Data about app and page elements
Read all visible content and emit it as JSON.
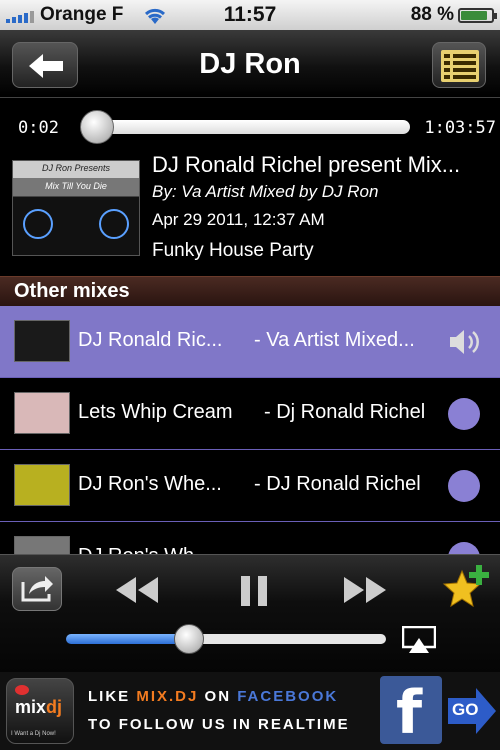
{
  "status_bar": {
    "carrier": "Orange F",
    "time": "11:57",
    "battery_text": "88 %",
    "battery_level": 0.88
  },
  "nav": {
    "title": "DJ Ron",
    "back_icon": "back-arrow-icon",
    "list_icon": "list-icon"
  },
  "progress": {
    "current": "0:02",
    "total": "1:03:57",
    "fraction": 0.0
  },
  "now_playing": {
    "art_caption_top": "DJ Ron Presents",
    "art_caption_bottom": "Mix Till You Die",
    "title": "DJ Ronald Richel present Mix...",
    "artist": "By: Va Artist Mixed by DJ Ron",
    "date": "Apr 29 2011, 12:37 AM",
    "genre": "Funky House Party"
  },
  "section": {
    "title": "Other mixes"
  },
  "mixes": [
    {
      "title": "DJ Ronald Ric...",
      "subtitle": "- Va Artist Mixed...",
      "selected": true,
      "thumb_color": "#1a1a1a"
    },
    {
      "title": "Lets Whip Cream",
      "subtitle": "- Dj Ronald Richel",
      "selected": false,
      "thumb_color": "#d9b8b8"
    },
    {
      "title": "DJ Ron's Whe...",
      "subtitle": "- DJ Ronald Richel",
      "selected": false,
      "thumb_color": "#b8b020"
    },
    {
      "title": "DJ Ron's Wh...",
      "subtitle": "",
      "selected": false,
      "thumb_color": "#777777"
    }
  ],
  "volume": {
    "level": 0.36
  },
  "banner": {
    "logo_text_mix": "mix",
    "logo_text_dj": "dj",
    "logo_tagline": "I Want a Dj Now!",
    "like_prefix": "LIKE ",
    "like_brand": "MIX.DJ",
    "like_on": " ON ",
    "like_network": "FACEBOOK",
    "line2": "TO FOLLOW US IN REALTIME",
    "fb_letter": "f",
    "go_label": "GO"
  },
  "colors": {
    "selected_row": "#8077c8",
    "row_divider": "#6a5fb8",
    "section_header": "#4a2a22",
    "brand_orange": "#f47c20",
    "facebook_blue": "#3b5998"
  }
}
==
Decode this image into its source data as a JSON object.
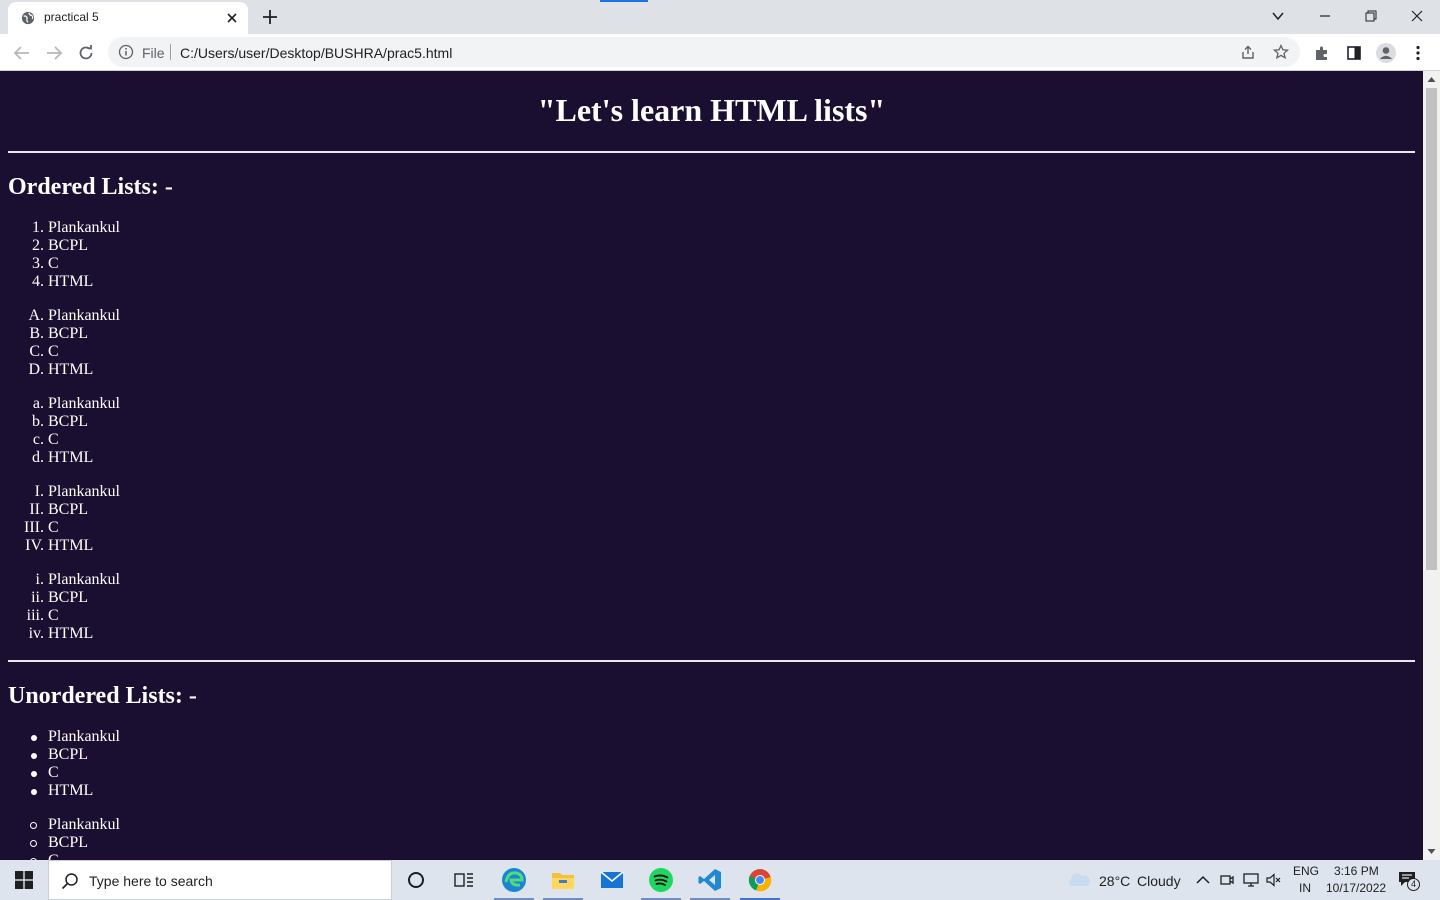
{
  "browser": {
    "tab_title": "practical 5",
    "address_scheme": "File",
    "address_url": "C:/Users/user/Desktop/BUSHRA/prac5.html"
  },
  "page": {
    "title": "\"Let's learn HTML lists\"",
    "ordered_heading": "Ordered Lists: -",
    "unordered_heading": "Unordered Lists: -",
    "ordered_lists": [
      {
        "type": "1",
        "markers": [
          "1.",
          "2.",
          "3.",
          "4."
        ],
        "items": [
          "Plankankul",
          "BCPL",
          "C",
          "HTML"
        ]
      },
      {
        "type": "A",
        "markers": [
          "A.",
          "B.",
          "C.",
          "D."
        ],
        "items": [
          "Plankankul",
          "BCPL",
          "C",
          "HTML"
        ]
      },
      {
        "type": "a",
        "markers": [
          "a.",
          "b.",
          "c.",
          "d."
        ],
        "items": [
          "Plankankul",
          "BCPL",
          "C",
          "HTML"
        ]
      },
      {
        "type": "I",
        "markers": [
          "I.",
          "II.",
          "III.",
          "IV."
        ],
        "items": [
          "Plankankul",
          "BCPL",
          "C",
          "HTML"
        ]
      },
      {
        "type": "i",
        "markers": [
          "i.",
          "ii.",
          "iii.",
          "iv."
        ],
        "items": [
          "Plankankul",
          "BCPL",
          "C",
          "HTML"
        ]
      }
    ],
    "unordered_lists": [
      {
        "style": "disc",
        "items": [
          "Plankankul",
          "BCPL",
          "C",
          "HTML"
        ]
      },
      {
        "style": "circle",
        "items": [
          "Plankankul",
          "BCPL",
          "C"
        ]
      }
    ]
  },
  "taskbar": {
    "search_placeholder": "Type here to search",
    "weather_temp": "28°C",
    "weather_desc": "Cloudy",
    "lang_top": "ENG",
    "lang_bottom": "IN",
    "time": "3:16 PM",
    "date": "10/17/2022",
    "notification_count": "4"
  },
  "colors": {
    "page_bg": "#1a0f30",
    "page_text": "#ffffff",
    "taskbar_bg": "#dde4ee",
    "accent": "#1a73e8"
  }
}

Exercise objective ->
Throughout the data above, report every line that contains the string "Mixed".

Task response ->
    "artist": "By: Va Artist Mixed by DJ Ron",
      "subtitle": "- Va Artist Mixed...",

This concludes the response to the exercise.